Speaker: Xavier Alameda-Pineda
Date: December 3, 2015
During natural social gatherings, humans tend to organize themselves in the so-called free-standing conversational groups (FCGs). Studying FCGs in unstructured social settings (e.g., cocktail party ) is gratifying due to the wealth of information available at the group (mining social networks) and individual (recognizing native behavioural and personality traits) levels. However, analysing social scenes involving FCGs is also highly challenging due to the difficulty in extracting behavioural cues such as target locations, their speaking activity and head/body pose due to crowdedness and presence of extreme occlusions. Importantly, visual information typically obtained with a distributed camera network might not suffice to achieve the sought robustness. In this line of thought, recent advances in wearable sensing technology open the door to multimodal and richer information flows. In this study we cast the head and body pose estimation problem into a matrix completion task. We introduce a framework able to fuse multimodal data emanating from a combination of distributed and wearable sensors, taking into account the temporal consistency, the head/body coupling and the noise inherent to the scenario. We report results on the novel and challenging SALSA dataset (http://tev.fbk.eu/salsa), containing visual, auditory and infra-red recordings of 18 people interacting in a regular indoor environment.
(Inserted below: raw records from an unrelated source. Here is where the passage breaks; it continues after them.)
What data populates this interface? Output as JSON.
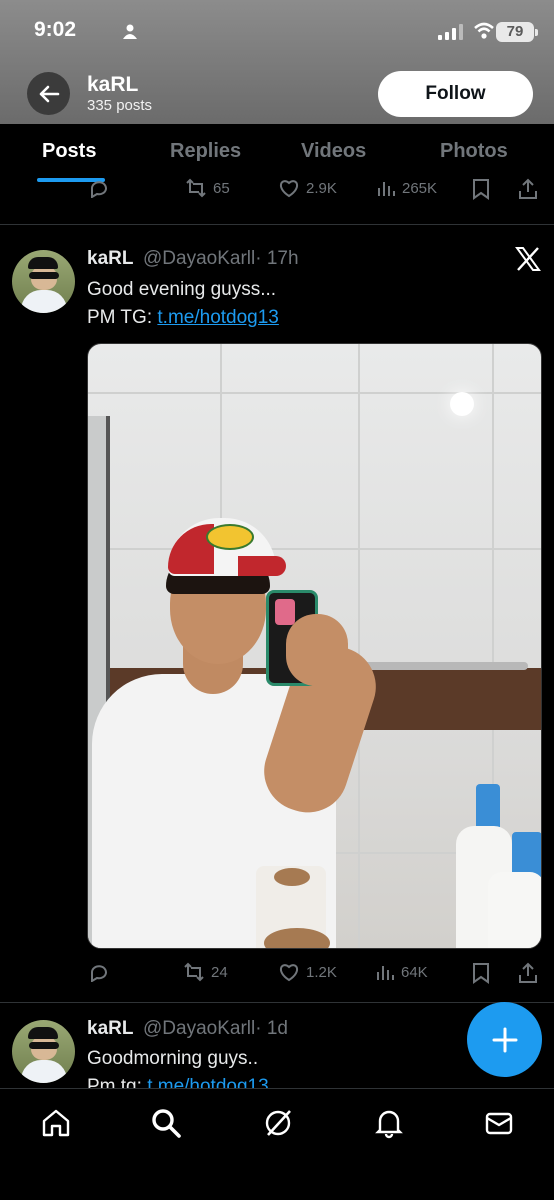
{
  "status_bar": {
    "time": "9:02",
    "battery": "79"
  },
  "header": {
    "name": "kaRL",
    "post_count": "335 posts",
    "follow_label": "Follow"
  },
  "tabs": [
    {
      "label": "Posts",
      "active": true
    },
    {
      "label": "Replies",
      "active": false
    },
    {
      "label": "Videos",
      "active": false
    },
    {
      "label": "Photos",
      "active": false
    }
  ],
  "prev_post_actions": {
    "reposts": "65",
    "likes": "2.9K",
    "views": "265K"
  },
  "posts": [
    {
      "name": "kaRL",
      "handle": "@DayaoKarll",
      "time": "· 17h",
      "line1": "Good evening guyss...",
      "line2_prefix": "PM TG: ",
      "line2_link": "t.me/hotdog13",
      "actions": {
        "reposts": "24",
        "likes": "1.2K",
        "views": "64K"
      }
    },
    {
      "name": "kaRL",
      "handle": "@DayaoKarll",
      "time": "· 1d",
      "line1": "Goodmorning guys..",
      "line2_prefix": "Pm tg: ",
      "line2_link": "t.me/hotdog13"
    }
  ],
  "icons": {
    "accent": "#1d9bf0",
    "muted": "#71767b"
  }
}
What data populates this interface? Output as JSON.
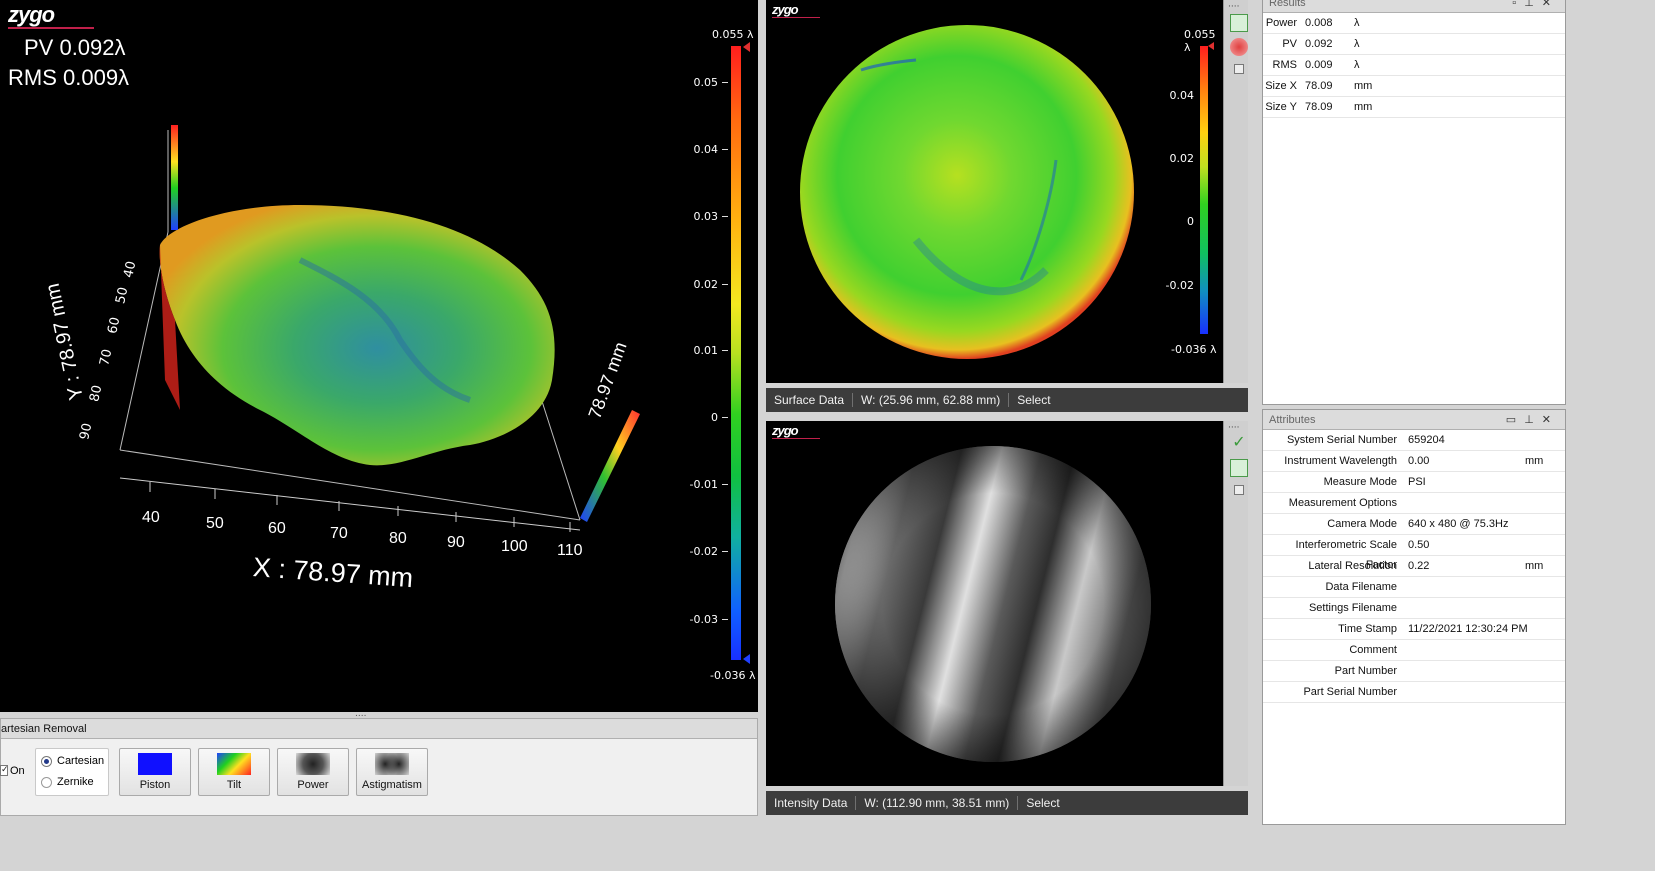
{
  "logo_text": "zygo",
  "left_panel": {
    "pv": "PV 0.092λ",
    "rms": "RMS 0.009λ",
    "x_title": "X : 78.97 mm",
    "y_title": "Y : 78.97 mm",
    "y_title_right": "78.97 mm",
    "x_ticks": [
      "40",
      "50",
      "60",
      "70",
      "80",
      "90",
      "100",
      "110"
    ],
    "y_ticks": [
      "90",
      "80",
      "70",
      "60",
      "50",
      "40"
    ],
    "colorbar": {
      "top": "0.055 λ",
      "bottom": "-0.036 λ",
      "ticks": [
        "0.05",
        "0.04",
        "0.03",
        "0.02",
        "0.01",
        "0",
        "-0.01",
        "-0.02",
        "-0.03"
      ]
    }
  },
  "removal_panel": {
    "title": "artesian Removal",
    "on_label": "On",
    "radio_cartesian": "Cartesian",
    "radio_zernike": "Zernike",
    "buttons": [
      "Piston",
      "Tilt",
      "Power",
      "Astigmatism"
    ]
  },
  "surface_panel": {
    "colorbar": {
      "top": "0.055 λ",
      "bottom": "-0.036 λ",
      "ticks": [
        "0.04",
        "0.02",
        "0",
        "-0.02"
      ]
    },
    "status": [
      "Surface Data",
      "W: (25.96 mm, 62.88 mm)",
      "Select"
    ]
  },
  "intensity_panel": {
    "status": [
      "Intensity Data",
      "W: (112.90 mm, 38.51 mm)",
      "Select"
    ]
  },
  "results": {
    "title": "Results",
    "rows": [
      {
        "k": "Power",
        "v": "0.008",
        "u": "λ"
      },
      {
        "k": "PV",
        "v": "0.092",
        "u": "λ"
      },
      {
        "k": "RMS",
        "v": "0.009",
        "u": "λ"
      },
      {
        "k": "Size X",
        "v": "78.09",
        "u": "mm"
      },
      {
        "k": "Size Y",
        "v": "78.09",
        "u": "mm"
      }
    ]
  },
  "attributes": {
    "title": "Attributes",
    "rows": [
      {
        "k": "System Serial Number",
        "v": "659204",
        "u": ""
      },
      {
        "k": "Instrument Wavelength",
        "v": "0.00",
        "u": "mm"
      },
      {
        "k": "Measure Mode",
        "v": "PSI",
        "u": ""
      },
      {
        "k": "Measurement Options",
        "v": "",
        "u": ""
      },
      {
        "k": "Camera Mode",
        "v": "640 x 480 @ 75.3Hz",
        "u": ""
      },
      {
        "k": "Interferometric Scale Factor",
        "v": "0.50",
        "u": ""
      },
      {
        "k": "Lateral Resolution",
        "v": "0.22",
        "u": "mm"
      },
      {
        "k": "Data Filename",
        "v": "",
        "u": ""
      },
      {
        "k": "Settings Filename",
        "v": "",
        "u": ""
      },
      {
        "k": "Time Stamp",
        "v": "11/22/2021 12:30:24 PM",
        "u": ""
      },
      {
        "k": "Comment",
        "v": "",
        "u": ""
      },
      {
        "k": "Part Number",
        "v": "",
        "u": ""
      },
      {
        "k": "Part Serial Number",
        "v": "",
        "u": ""
      }
    ]
  }
}
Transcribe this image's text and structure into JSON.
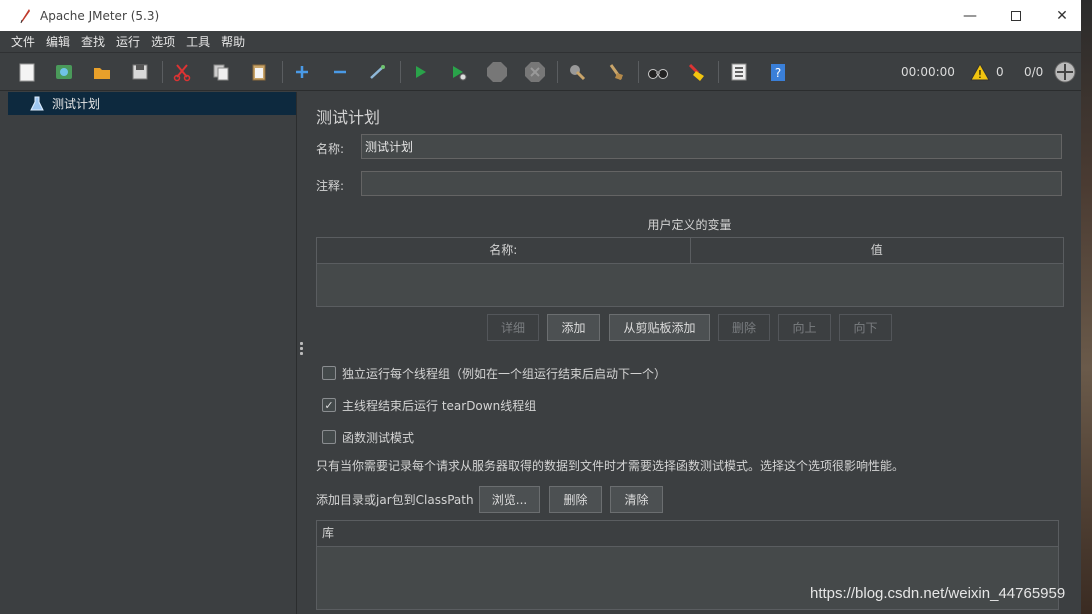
{
  "window": {
    "title": "Apache JMeter (5.3)"
  },
  "menu": [
    "文件",
    "编辑",
    "查找",
    "运行",
    "选项",
    "工具",
    "帮助"
  ],
  "toolbar": {
    "timer": "00:00:00",
    "warnings": "0",
    "threads": "0/0"
  },
  "tree": {
    "items": [
      {
        "label": "测试计划"
      }
    ]
  },
  "panel": {
    "heading": "测试计划",
    "name_label": "名称:",
    "name_value": "测试计划",
    "comment_label": "注释:",
    "comment_value": "",
    "vars_title": "用户定义的变量",
    "columns": [
      "名称:",
      "值"
    ],
    "buttons": {
      "detail": "详细",
      "add": "添加",
      "paste": "从剪贴板添加",
      "delete": "删除",
      "up": "向上",
      "down": "向下"
    },
    "options": [
      {
        "label": "独立运行每个线程组（例如在一个组运行结束后启动下一个）",
        "checked": false
      },
      {
        "label": "主线程结束后运行 tearDown线程组",
        "checked": true
      },
      {
        "label": "函数测试模式",
        "checked": false
      }
    ],
    "note": "只有当你需要记录每个请求从服务器取得的数据到文件时才需要选择函数测试模式。选择这个选项很影响性能。",
    "classpath_label": "添加目录或jar包到ClassPath",
    "classpath_buttons": {
      "browse": "浏览...",
      "delete": "删除",
      "clear": "清除"
    },
    "lib_header": "库"
  },
  "watermark": "https://blog.csdn.net/weixin_44765959"
}
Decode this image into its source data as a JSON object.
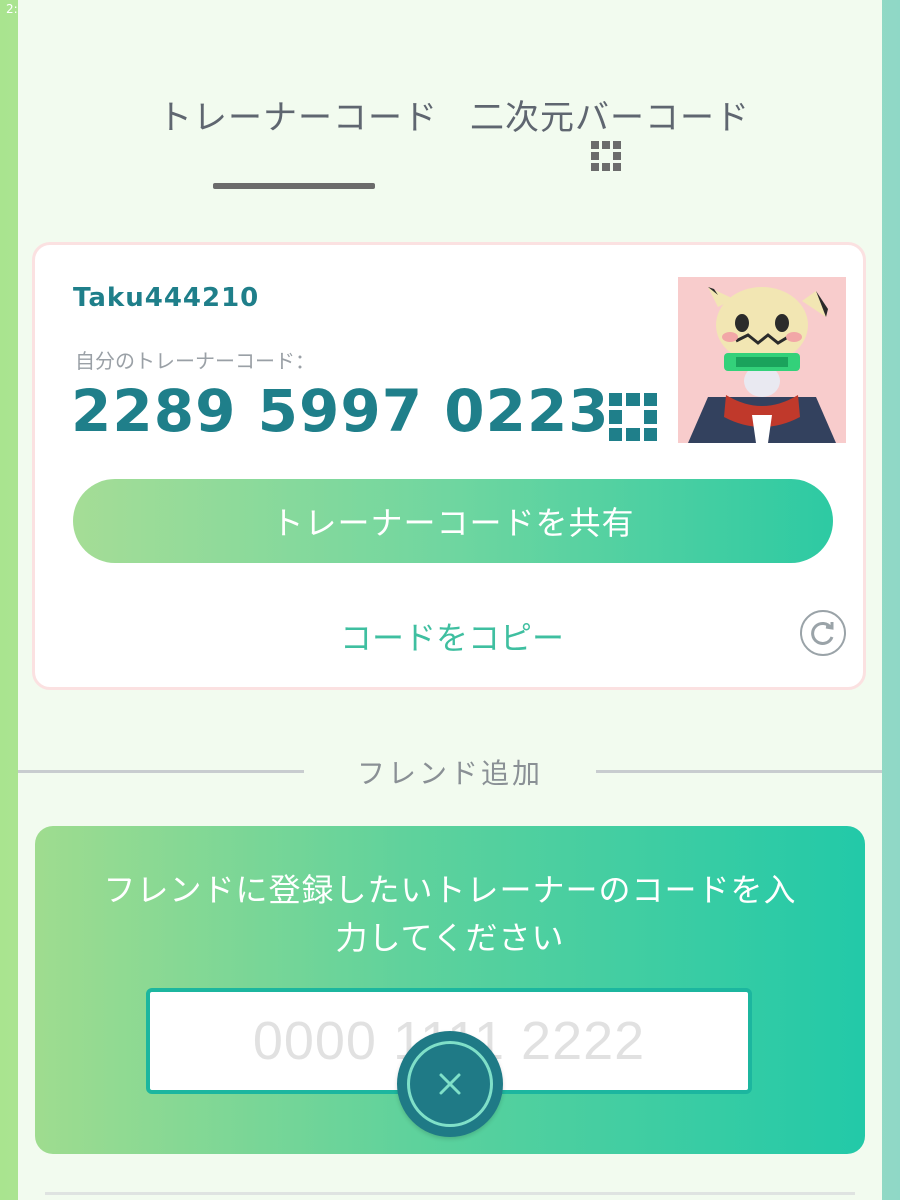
{
  "status_bar": {
    "time": "2:"
  },
  "tabs": [
    {
      "label": "トレーナーコード",
      "active": true
    },
    {
      "label": "二次元バーコード",
      "icon": "qr-code-icon"
    }
  ],
  "trainer_card": {
    "username": "Taku444210",
    "code_label": "自分のトレーナーコード：",
    "code": "2289 5997 0223",
    "share_button": "トレーナーコードを共有",
    "copy_link": "コードをコピー",
    "icons": {
      "qr": "qr-code-icon",
      "refresh": "refresh-icon",
      "avatar": "trainer-avatar"
    }
  },
  "add_friend": {
    "section_title": "フレンド追加",
    "prompt": "フレンドに登録したいトレーナーのコードを入力してください",
    "input_placeholder": "0000 1111 2222",
    "input_value": "",
    "close_icon": "close-icon"
  },
  "colors": {
    "accent_teal": "#1f7f8a",
    "accent_green": "#3fbfa0",
    "gradient_start": "#a5dd96",
    "gradient_end": "#2dcaa3"
  }
}
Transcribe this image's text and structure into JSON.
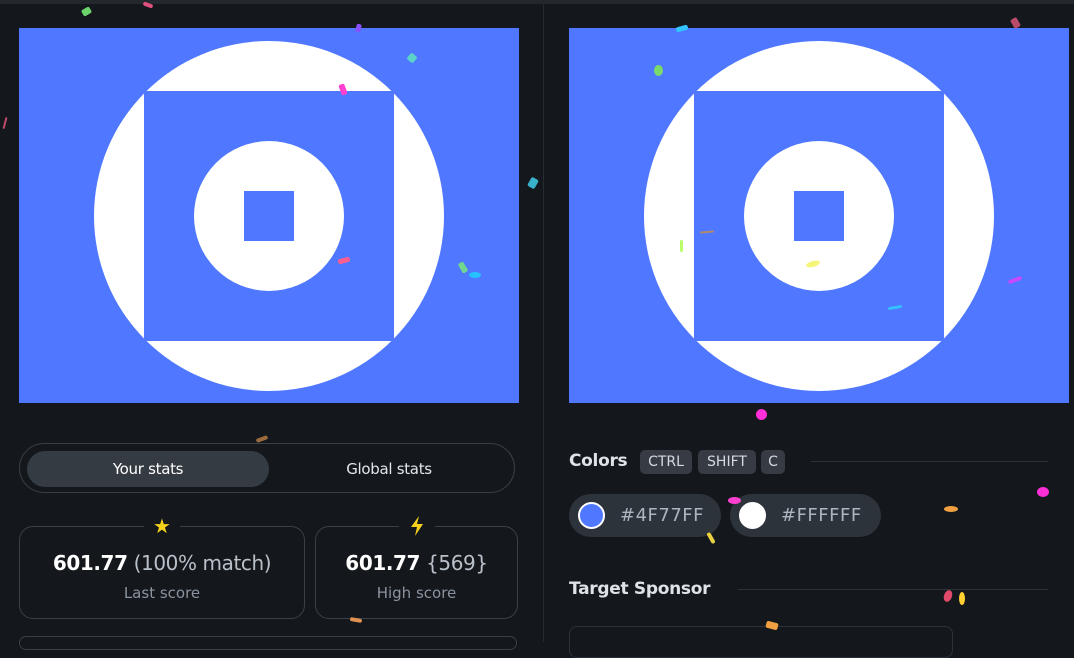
{
  "canvases": {
    "output": {
      "background": "#4F77FF",
      "foreground": "#FFFFFF"
    },
    "target": {
      "background": "#4F77FF",
      "foreground": "#FFFFFF"
    }
  },
  "stats_toggle": {
    "your_stats": "Your stats",
    "global_stats": "Global stats",
    "active": "Your stats"
  },
  "last_score": {
    "icon": "star-icon",
    "value": "601.77",
    "detail": "(100% match)",
    "label": "Last score"
  },
  "high_score": {
    "icon": "lightning-icon",
    "value": "601.77",
    "detail": "{569}",
    "label": "High score"
  },
  "colors": {
    "title": "Colors",
    "shortcut": [
      "CTRL",
      "SHIFT",
      "C"
    ],
    "items": [
      {
        "hex": "#4F77FF",
        "swatch": "#4F77FF"
      },
      {
        "hex": "#FFFFFF",
        "swatch": "#FFFFFF"
      }
    ]
  },
  "sponsor": {
    "title": "Target Sponsor"
  }
}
We demonstrate the soundness of the proposed method and the usability for higher-level tasks such as the detection of F-formations and the discovery of social attention attractors.